Quote by anarkee
If you listen closely, even Geddy Lee plays less impressive lines when singing.


Very true. He has said so himself, many times in interviews.

I'd recommend trying to play a simple 4/4 rhythm and sing the song. Start out slowly, and get it to the point where you can do this with no difficulties. Then move on to adding a few different notes. Again, start slowly. It takes a hell of a lot of practice and I envy the living shit out of people like Geddy who make it look so easy. It is something I need to start working on myself, although I can't sing well under any circumstances. I just don't have the voice or the vocal range. I've always believed that singing well is like playing any other instrument: you have to know how to do it. There are a few DVDs that teach vocal skills. I imagine some of them are worthwhile. It is a skill, and you need someone to teach you at least the basics.

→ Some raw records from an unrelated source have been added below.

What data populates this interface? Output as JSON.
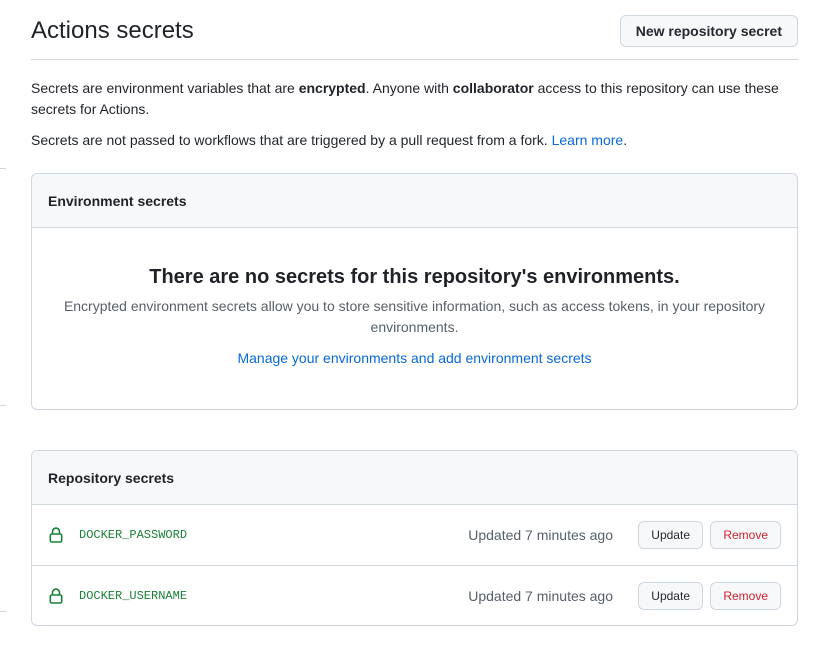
{
  "header": {
    "title": "Actions secrets",
    "new_secret_label": "New repository secret"
  },
  "intro": {
    "p1_a": "Secrets are environment variables that are ",
    "p1_b": "encrypted",
    "p1_c": ". Anyone with ",
    "p1_d": "collaborator",
    "p1_e": " access to this repository can use these secrets for Actions.",
    "p2_a": "Secrets are not passed to workflows that are triggered by a pull request from a fork. ",
    "p2_link": "Learn more",
    "p2_end": "."
  },
  "environment": {
    "header": "Environment secrets",
    "empty_title": "There are no secrets for this repository's environments.",
    "empty_desc": "Encrypted environment secrets allow you to store sensitive information, such as access tokens, in your repository environments.",
    "manage_link": "Manage your environments and add environment secrets"
  },
  "repository": {
    "header": "Repository secrets",
    "secrets": [
      {
        "icon": "lock-icon",
        "name": "DOCKER_PASSWORD",
        "updated": "Updated 7 minutes ago",
        "update_label": "Update",
        "remove_label": "Remove"
      },
      {
        "icon": "lock-icon",
        "name": "DOCKER_USERNAME",
        "updated": "Updated 7 minutes ago",
        "update_label": "Update",
        "remove_label": "Remove"
      }
    ]
  },
  "colors": {
    "link": "#0969da",
    "secret_name": "#1a7f37",
    "lock_icon": "#1a7f37",
    "remove": "#cf222e",
    "border": "#d0d7de",
    "header_bg": "#f6f8fa"
  }
}
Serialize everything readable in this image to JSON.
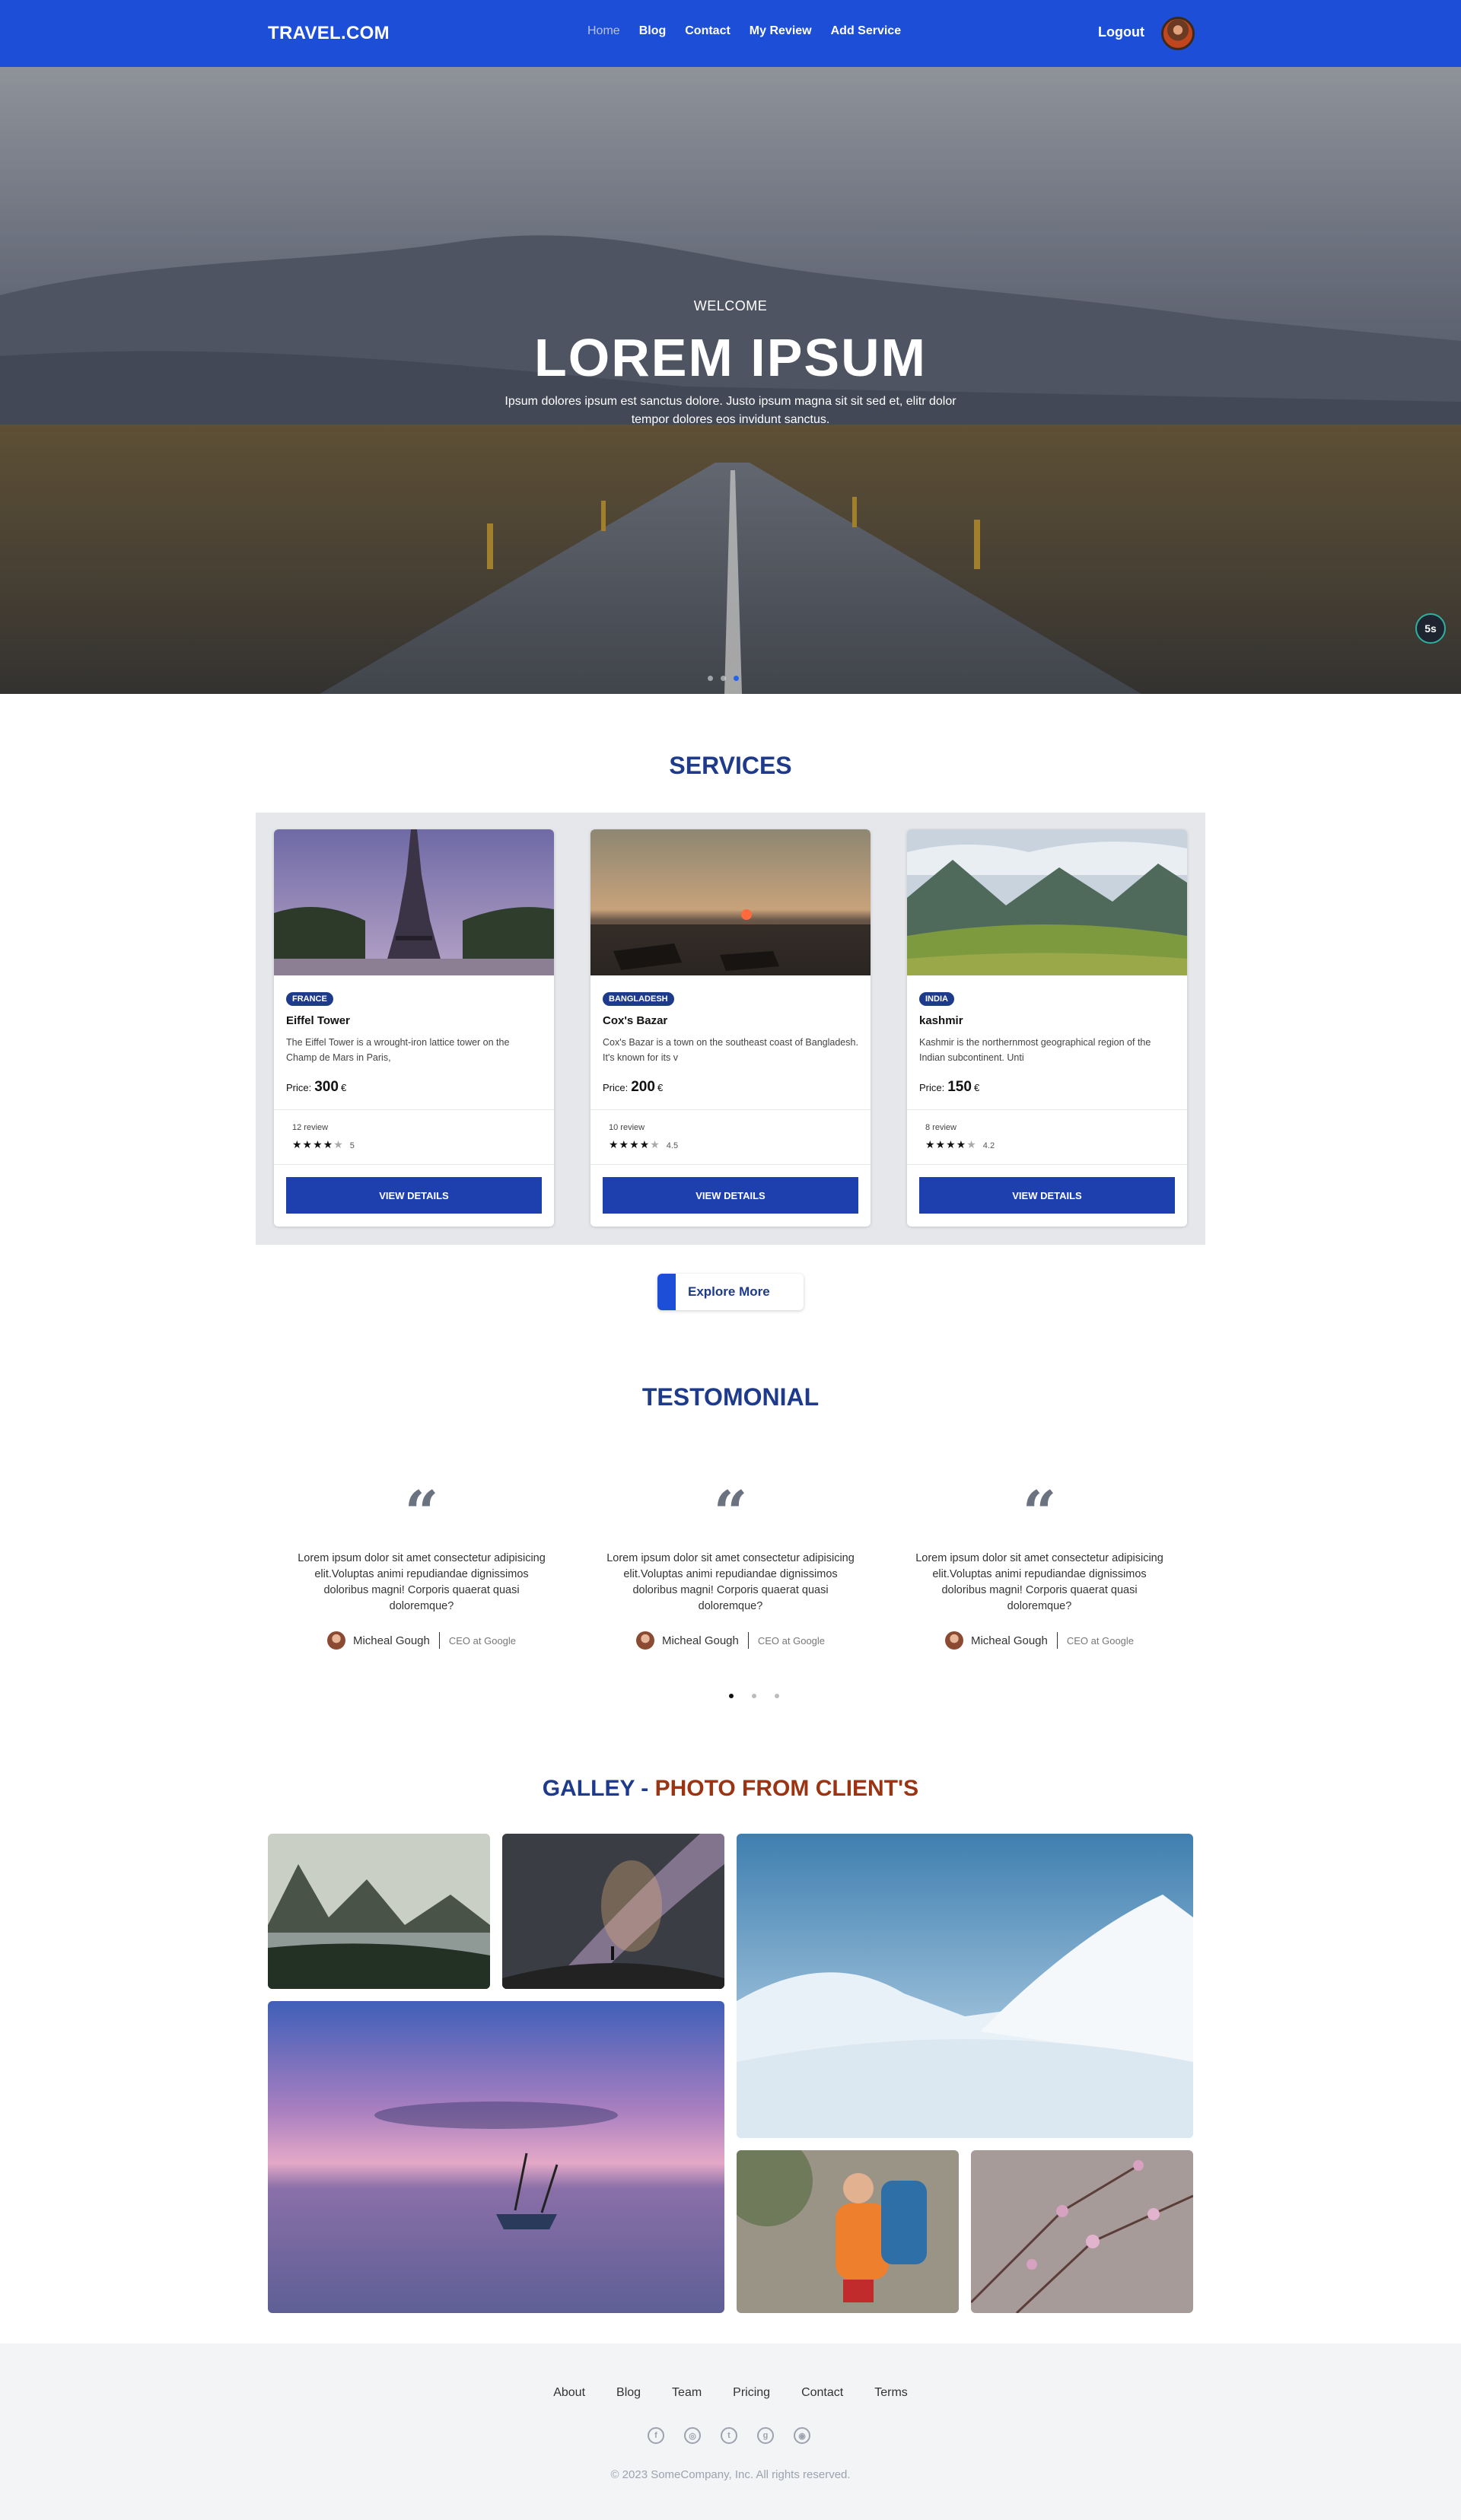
{
  "nav": {
    "brand": "TRAVEL.COM",
    "links": [
      "Home",
      "Blog",
      "Contact",
      "My Review",
      "Add Service"
    ],
    "logout": "Logout"
  },
  "hero": {
    "subtitle": "WELCOME",
    "title": "LOREM IPSUM",
    "text": "Ipsum dolores ipsum est sanctus dolore. Justo ipsum magna sit sit sed et, elitr dolor tempor dolores eos invidunt sanctus.",
    "timer": "5s",
    "slide_count": 3,
    "active_slide": 3
  },
  "services": {
    "title": "SERVICES",
    "cards": [
      {
        "country": "FRANCE",
        "name": "Eiffel Tower",
        "desc": "The Eiffel Tower is a wrought-iron lattice tower on the Champ de Mars in Paris,",
        "price_label": "Price:",
        "price": "300",
        "currency": "€",
        "reviews": "12 review",
        "rating": "5",
        "stars": 4,
        "button": "VIEW DETAILS"
      },
      {
        "country": "BANGLADESH",
        "name": "Cox's Bazar",
        "desc": "Cox's Bazar is a town on the southeast coast of Bangladesh. It's known for its v",
        "price_label": "Price:",
        "price": "200",
        "currency": "€",
        "reviews": "10 review",
        "rating": "4.5",
        "stars": 4,
        "button": "VIEW DETAILS"
      },
      {
        "country": "INDIA",
        "name": "kashmir",
        "desc": "Kashmir is the northernmost geographical region of the Indian subcontinent. Unti",
        "price_label": "Price:",
        "price": "150",
        "currency": "€",
        "reviews": "8 review",
        "rating": "4.2",
        "stars": 4,
        "button": "VIEW DETAILS"
      }
    ],
    "explore": "Explore More"
  },
  "testimonial": {
    "title": "TESTOMONIAL",
    "quote_mark": "“",
    "items": [
      {
        "text": "Lorem ipsum dolor sit amet consectetur adipisicing elit.Voluptas animi repudiandae dignissimos doloribus magni! Corporis quaerat quasi doloremque?",
        "author": "Micheal Gough",
        "role": "CEO at Google"
      },
      {
        "text": "Lorem ipsum dolor sit amet consectetur adipisicing elit.Voluptas animi repudiandae dignissimos doloribus magni! Corporis quaerat quasi doloremque?",
        "author": "Micheal Gough",
        "role": "CEO at Google"
      },
      {
        "text": "Lorem ipsum dolor sit amet consectetur adipisicing elit.Voluptas animi repudiandae dignissimos doloribus magni! Corporis quaerat quasi doloremque?",
        "author": "Micheal Gough",
        "role": "CEO at Google"
      }
    ],
    "page_count": 3,
    "active_page": 1
  },
  "gallery": {
    "title_part1": "GALLEY - ",
    "title_part2": "PHOTO FROM CLIENT'S"
  },
  "footer": {
    "links": [
      "About",
      "Blog",
      "Team",
      "Pricing",
      "Contact",
      "Terms"
    ],
    "social": [
      {
        "icon": "facebook-icon",
        "glyph": "f"
      },
      {
        "icon": "instagram-icon",
        "glyph": "◎"
      },
      {
        "icon": "twitter-icon",
        "glyph": "t"
      },
      {
        "icon": "github-icon",
        "glyph": "g"
      },
      {
        "icon": "dribbble-icon",
        "glyph": "◉"
      }
    ],
    "copyright": "© 2023 SomeCompany, Inc. All rights reserved."
  },
  "colors": {
    "primary": "#1d4ed8",
    "heading": "#1e3a8a",
    "accent": "#9a3412",
    "footer_bg": "#f3f4f6"
  }
}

Stick with it, work hard and I wish you the best of luck. If you put your mind to it, you'll nail it.
"Maybe this world is another planet's hell?" - Aldous Huxley